• **TASK OBJECTIVE**
Search the records below for the word "fraction" and show every line where it occurs.

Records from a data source
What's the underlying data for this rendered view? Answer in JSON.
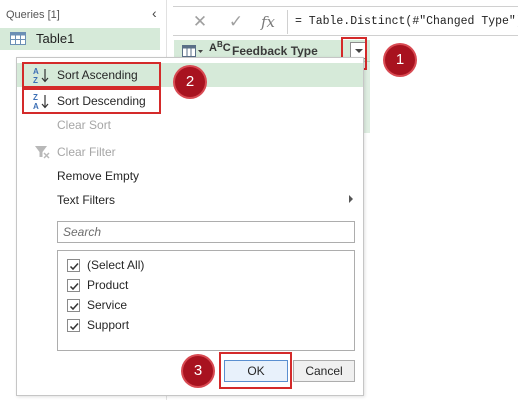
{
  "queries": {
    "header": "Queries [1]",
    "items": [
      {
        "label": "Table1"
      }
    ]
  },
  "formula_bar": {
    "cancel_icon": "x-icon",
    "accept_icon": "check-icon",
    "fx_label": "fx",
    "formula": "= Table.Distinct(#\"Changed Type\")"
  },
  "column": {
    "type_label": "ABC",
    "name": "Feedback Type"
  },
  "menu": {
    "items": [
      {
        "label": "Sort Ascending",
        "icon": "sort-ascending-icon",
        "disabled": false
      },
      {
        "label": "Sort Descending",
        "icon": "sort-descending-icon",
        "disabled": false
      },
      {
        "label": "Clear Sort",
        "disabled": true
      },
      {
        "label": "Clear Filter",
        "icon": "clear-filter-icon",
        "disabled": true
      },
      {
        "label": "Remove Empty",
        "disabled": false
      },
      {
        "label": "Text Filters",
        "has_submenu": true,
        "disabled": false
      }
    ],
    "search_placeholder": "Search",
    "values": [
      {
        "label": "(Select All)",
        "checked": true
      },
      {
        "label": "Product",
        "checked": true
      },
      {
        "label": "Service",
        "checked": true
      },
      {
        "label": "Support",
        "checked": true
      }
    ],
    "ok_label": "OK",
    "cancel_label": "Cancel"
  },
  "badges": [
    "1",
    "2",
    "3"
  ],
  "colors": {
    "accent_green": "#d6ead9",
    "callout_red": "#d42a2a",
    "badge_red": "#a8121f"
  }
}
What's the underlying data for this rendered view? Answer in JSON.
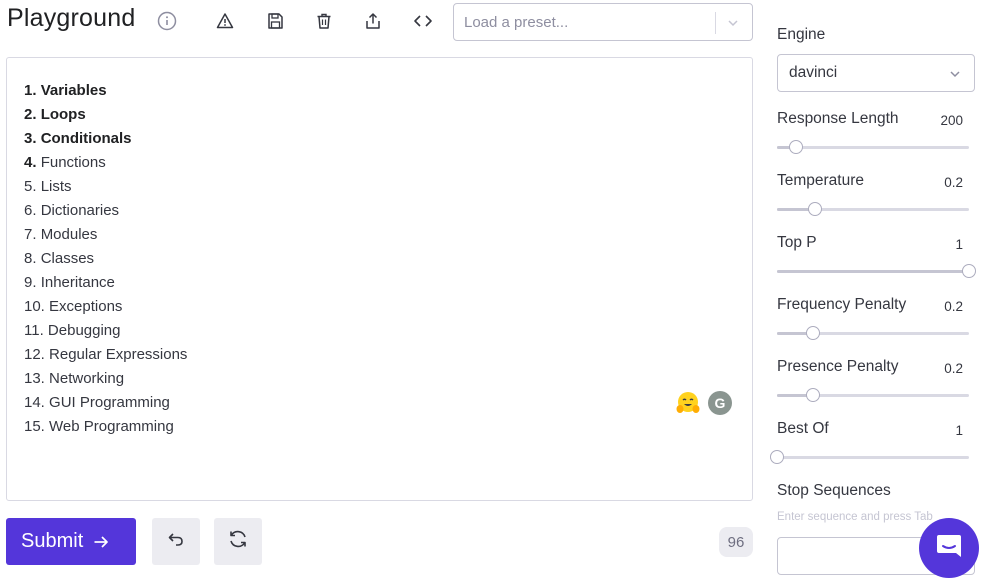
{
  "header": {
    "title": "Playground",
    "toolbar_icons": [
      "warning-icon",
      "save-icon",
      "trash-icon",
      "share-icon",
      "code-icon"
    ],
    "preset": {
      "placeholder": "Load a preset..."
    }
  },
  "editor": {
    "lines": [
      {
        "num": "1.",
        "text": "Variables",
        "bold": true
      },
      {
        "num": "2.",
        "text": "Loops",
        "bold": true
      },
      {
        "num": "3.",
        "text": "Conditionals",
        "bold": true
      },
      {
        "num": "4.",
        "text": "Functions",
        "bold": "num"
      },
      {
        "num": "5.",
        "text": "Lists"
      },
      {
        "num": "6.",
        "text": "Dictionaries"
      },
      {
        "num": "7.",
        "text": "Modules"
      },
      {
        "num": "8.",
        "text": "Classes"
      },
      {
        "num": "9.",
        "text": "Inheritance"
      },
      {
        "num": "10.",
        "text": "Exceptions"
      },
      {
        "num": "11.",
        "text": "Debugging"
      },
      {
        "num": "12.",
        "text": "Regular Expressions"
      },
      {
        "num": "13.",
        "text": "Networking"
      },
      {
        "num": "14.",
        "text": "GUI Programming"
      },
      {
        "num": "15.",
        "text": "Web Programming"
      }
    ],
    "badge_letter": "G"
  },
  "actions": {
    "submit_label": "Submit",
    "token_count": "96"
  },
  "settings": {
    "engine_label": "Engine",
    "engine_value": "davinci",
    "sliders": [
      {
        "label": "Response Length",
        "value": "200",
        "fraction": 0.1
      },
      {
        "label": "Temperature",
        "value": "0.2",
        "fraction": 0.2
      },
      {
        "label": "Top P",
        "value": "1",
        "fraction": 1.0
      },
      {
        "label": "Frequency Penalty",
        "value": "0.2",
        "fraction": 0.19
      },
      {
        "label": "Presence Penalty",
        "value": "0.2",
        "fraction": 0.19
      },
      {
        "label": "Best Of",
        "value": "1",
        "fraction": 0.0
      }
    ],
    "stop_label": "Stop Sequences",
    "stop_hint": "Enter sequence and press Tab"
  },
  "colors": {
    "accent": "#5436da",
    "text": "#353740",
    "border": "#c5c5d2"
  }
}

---

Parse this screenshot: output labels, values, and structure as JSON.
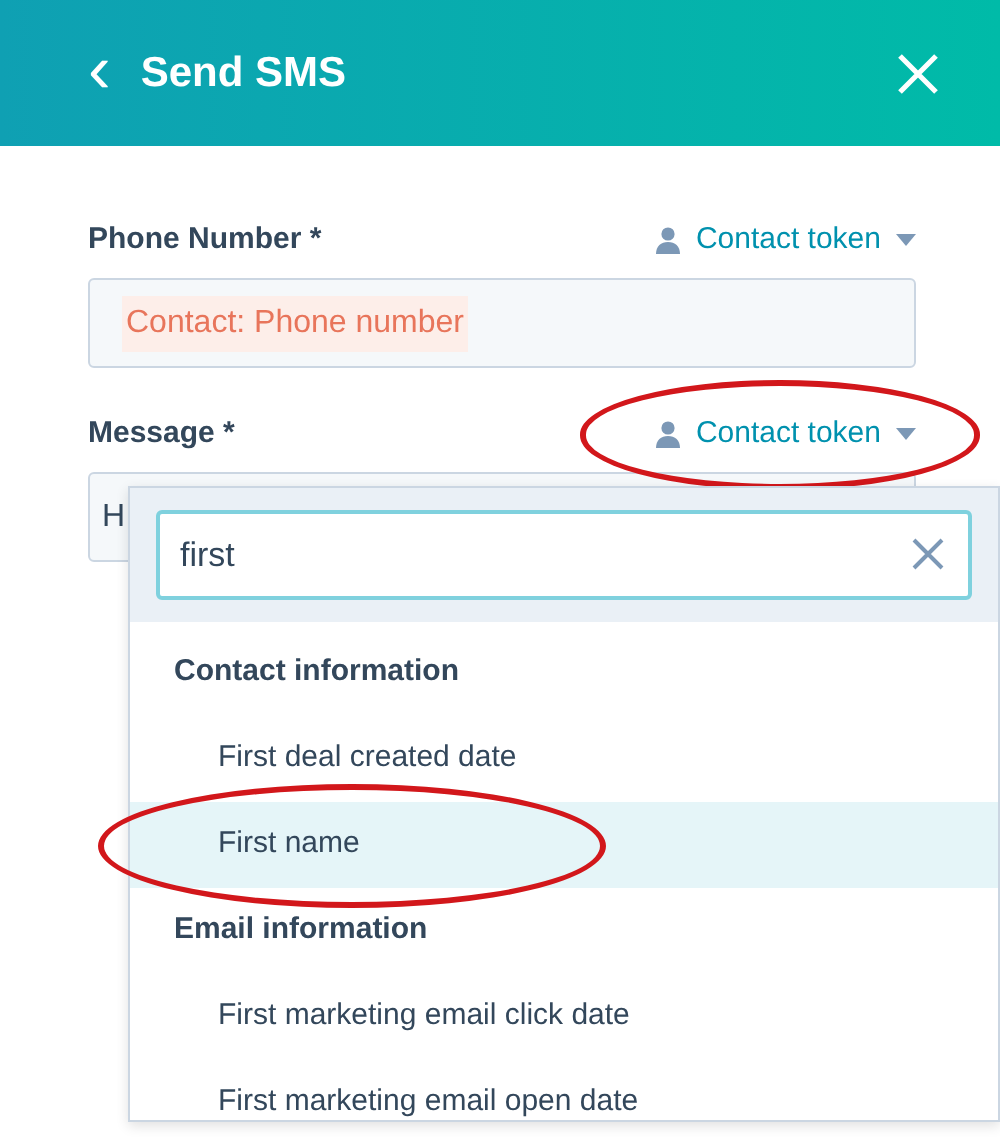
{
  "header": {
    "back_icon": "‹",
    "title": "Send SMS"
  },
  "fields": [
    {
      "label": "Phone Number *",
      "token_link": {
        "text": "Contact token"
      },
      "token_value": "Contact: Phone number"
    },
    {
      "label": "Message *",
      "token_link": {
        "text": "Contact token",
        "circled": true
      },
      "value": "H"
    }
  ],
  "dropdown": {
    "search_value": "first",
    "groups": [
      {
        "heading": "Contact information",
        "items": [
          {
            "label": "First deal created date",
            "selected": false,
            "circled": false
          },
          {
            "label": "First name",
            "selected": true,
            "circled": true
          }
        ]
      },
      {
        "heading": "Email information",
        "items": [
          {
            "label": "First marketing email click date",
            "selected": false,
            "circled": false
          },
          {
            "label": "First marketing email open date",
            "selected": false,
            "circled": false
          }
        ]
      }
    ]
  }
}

• **SOLUTION**
        "fraction": 0.1
        "fraction": 0.2
        "fraction": 1.0
        "fraction": 0.19
        "fraction": 0.19
        "fraction": 0.0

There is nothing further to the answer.